Exercise details:
None of the pictures should be copied, though every line of the listing must be printed exactly.

___ Data under study

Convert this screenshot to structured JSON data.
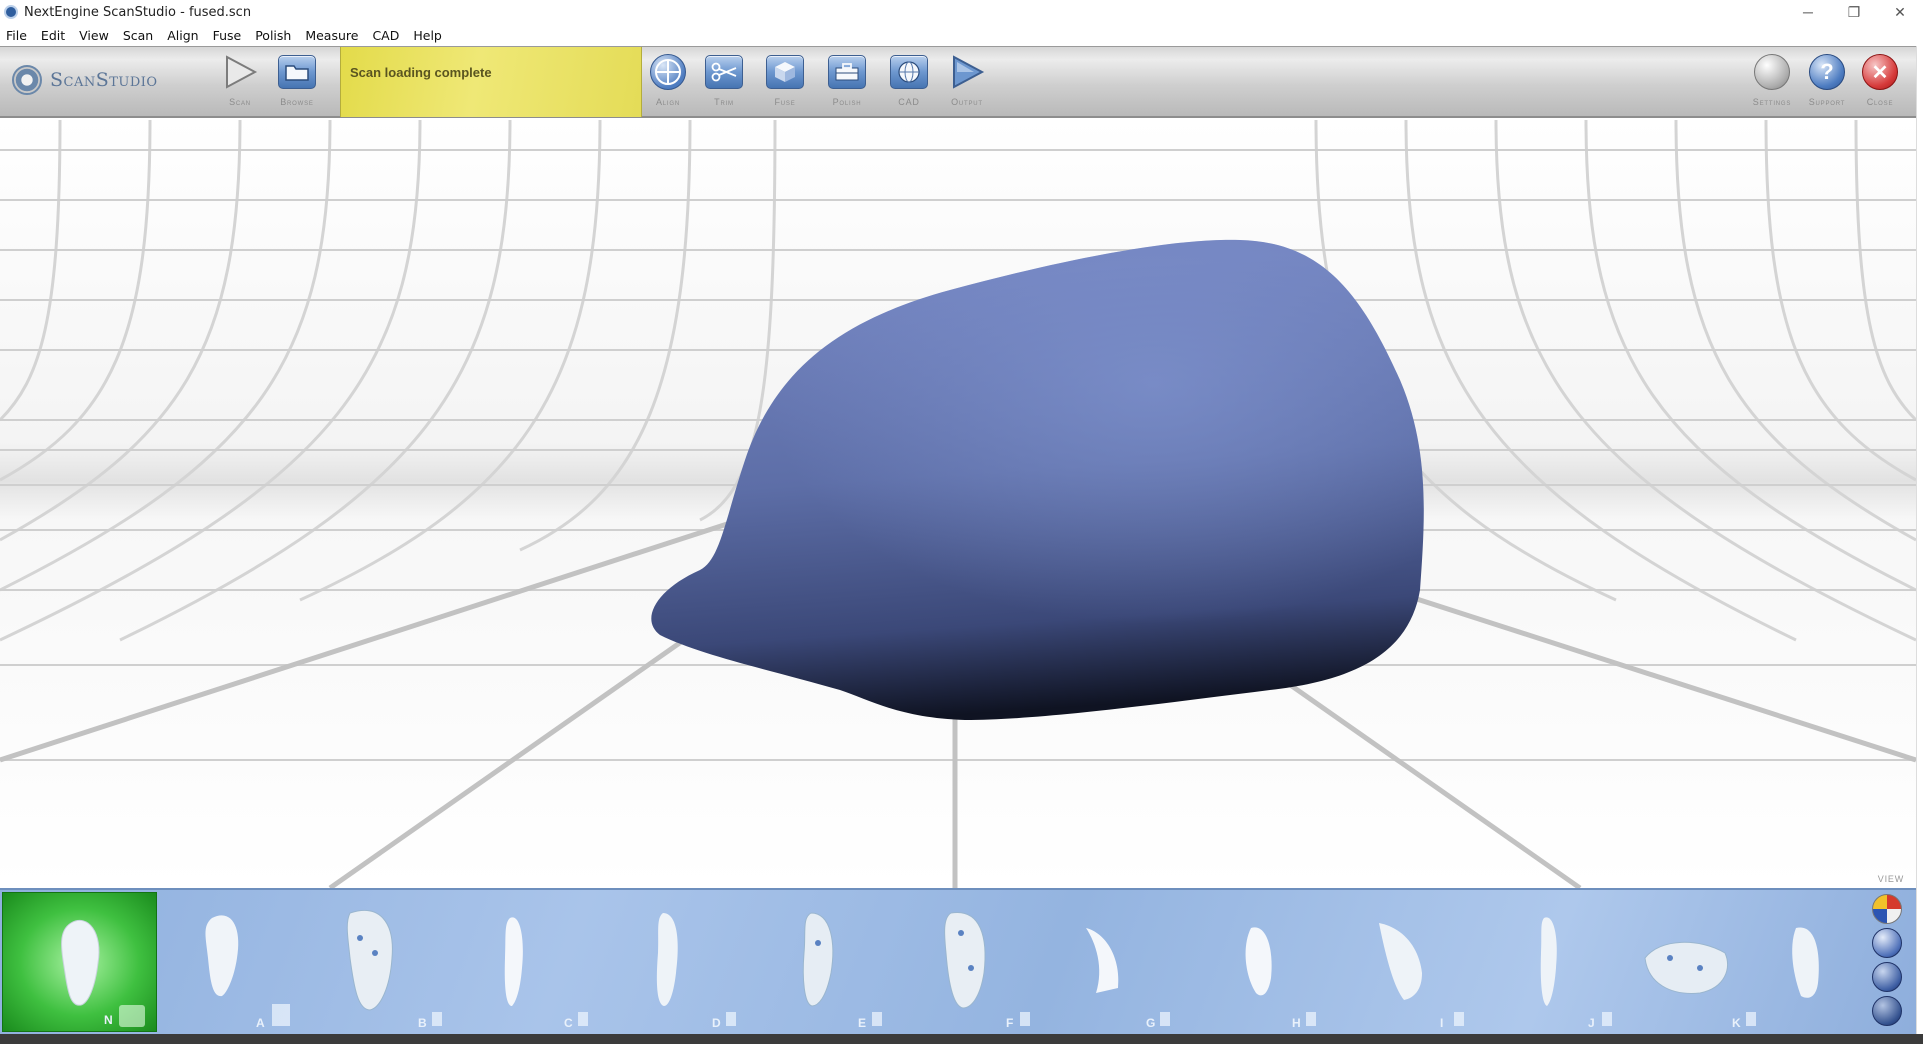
{
  "window": {
    "title": "NextEngine ScanStudio - fused.scn",
    "minimize": "─",
    "restore": "❐",
    "close": "✕"
  },
  "menu": [
    "File",
    "Edit",
    "View",
    "Scan",
    "Align",
    "Fuse",
    "Polish",
    "Measure",
    "CAD",
    "Help"
  ],
  "toolbar": {
    "logo_text": "ScanStudio",
    "scan_label": "Scan",
    "browse_label": "Browse",
    "status": "Scan loading complete",
    "align_label": "Align",
    "trim_label": "Trim",
    "fuse_label": "Fuse",
    "polish_label": "Polish",
    "cad_label": "CAD",
    "output_label": "Output",
    "settings_label": "Settings",
    "support_label": "Support",
    "close_label": "Close"
  },
  "viewport": {
    "view_label": "VIEW",
    "model_color": "#6477b0"
  },
  "thumbnails": {
    "selected": "N",
    "items": [
      "A",
      "B",
      "C",
      "D",
      "E",
      "F",
      "G",
      "H",
      "I",
      "J",
      "K"
    ]
  },
  "colors": {
    "status_yellow": "#e8e05a",
    "selected_green": "#3fc040",
    "strip_blue": "#9db9e4"
  }
}
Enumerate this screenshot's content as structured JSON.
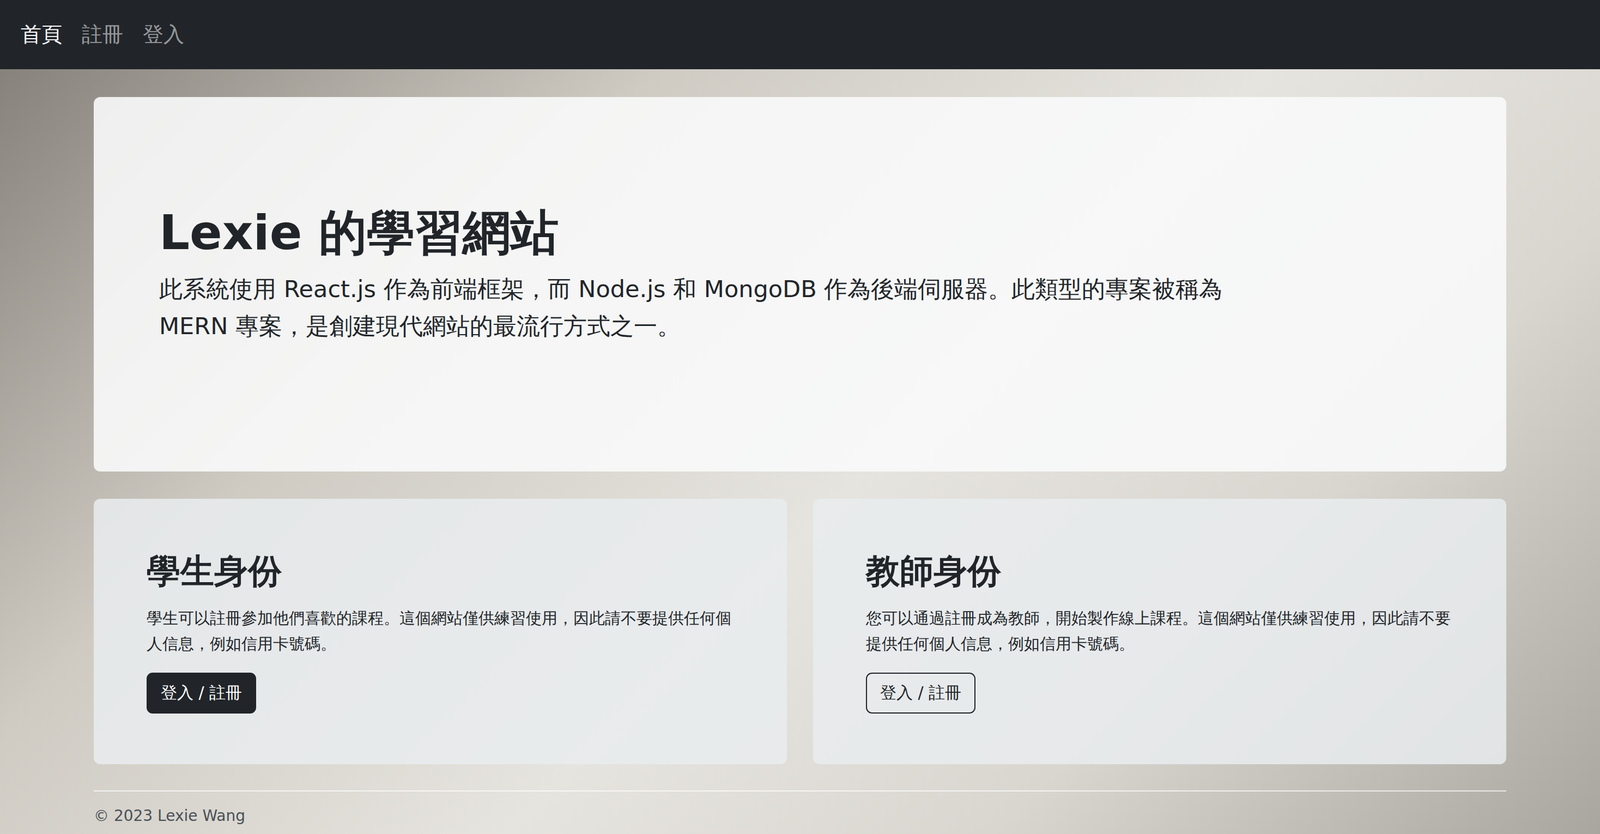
{
  "nav": {
    "items": [
      {
        "label": "首頁",
        "selected": true
      },
      {
        "label": "註冊",
        "selected": false
      },
      {
        "label": "登入",
        "selected": false
      }
    ]
  },
  "hero": {
    "title": "Lexie 的學習網站",
    "text": "此系統使用 React.js 作為前端框架，而 Node.js 和 MongoDB 作為後端伺服器。此類型的專案被稱為 MERN 專案，是創建現代網站的最流行方式之一。"
  },
  "cards": [
    {
      "title": "學生身份",
      "text": "學生可以註冊參加他們喜歡的課程。這個網站僅供練習使用，因此請不要提供任何個人信息，例如信用卡號碼。",
      "button": "登入 / 註冊",
      "kind": "dark"
    },
    {
      "title": "教師身份",
      "text": "您可以通過註冊成為教師，開始製作線上課程。這個網站僅供練習使用，因此請不要提供任何個人信息，例如信用卡號碼。",
      "button": "登入 / 註冊",
      "kind": "outline"
    }
  ],
  "footer": {
    "text": "© 2023 Lexie Wang"
  }
}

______

Exercise output:
Convert this screenshot to structured JSON data.
{
  "window": {
    "title": "NextEngine ScanStudio - fused.scn",
    "minimize": "─",
    "restore": "❐",
    "close": "✕"
  },
  "menu": [
    "File",
    "Edit",
    "View",
    "Scan",
    "Align",
    "Fuse",
    "Polish",
    "Measure",
    "CAD",
    "Help"
  ],
  "toolbar": {
    "logo_text": "ScanStudio",
    "scan_label": "Scan",
    "browse_label": "Browse",
    "status": "Scan loading complete",
    "align_label": "Align",
    "trim_label": "Trim",
    "fuse_label": "Fuse",
    "polish_label": "Polish",
    "cad_label": "CAD",
    "output_label": "Output",
    "settings_label": "Settings",
    "support_label": "Support",
    "close_label": "Close"
  },
  "viewport": {
    "view_label": "VIEW",
    "model_color": "#6477b0"
  },
  "thumbnails": {
    "selected": "N",
    "items": [
      "A",
      "B",
      "C",
      "D",
      "E",
      "F",
      "G",
      "H",
      "I",
      "J",
      "K"
    ]
  },
  "colors": {
    "status_yellow": "#e8e05a",
    "selected_green": "#3fc040",
    "strip_blue": "#9db9e4"
  }
}
Enumerate this screenshot's content as structured JSON.
{
  "nav": {
    "items": [
      {
        "label": "首頁",
        "selected": true
      },
      {
        "label": "註冊",
        "selected": false
      },
      {
        "label": "登入",
        "selected": false
      }
    ]
  },
  "hero": {
    "title": "Lexie 的學習網站",
    "text": "此系統使用 React.js 作為前端框架，而 Node.js 和 MongoDB 作為後端伺服器。此類型的專案被稱為 MERN 專案，是創建現代網站的最流行方式之一。"
  },
  "cards": [
    {
      "title": "學生身份",
      "text": "學生可以註冊參加他們喜歡的課程。這個網站僅供練習使用，因此請不要提供任何個人信息，例如信用卡號碼。",
      "button": "登入 / 註冊",
      "kind": "dark"
    },
    {
      "title": "教師身份",
      "text": "您可以通過註冊成為教師，開始製作線上課程。這個網站僅供練習使用，因此請不要提供任何個人信息，例如信用卡號碼。",
      "button": "登入 / 註冊",
      "kind": "outline"
    }
  ],
  "footer": {
    "text": "© 2023 Lexie Wang"
  }
}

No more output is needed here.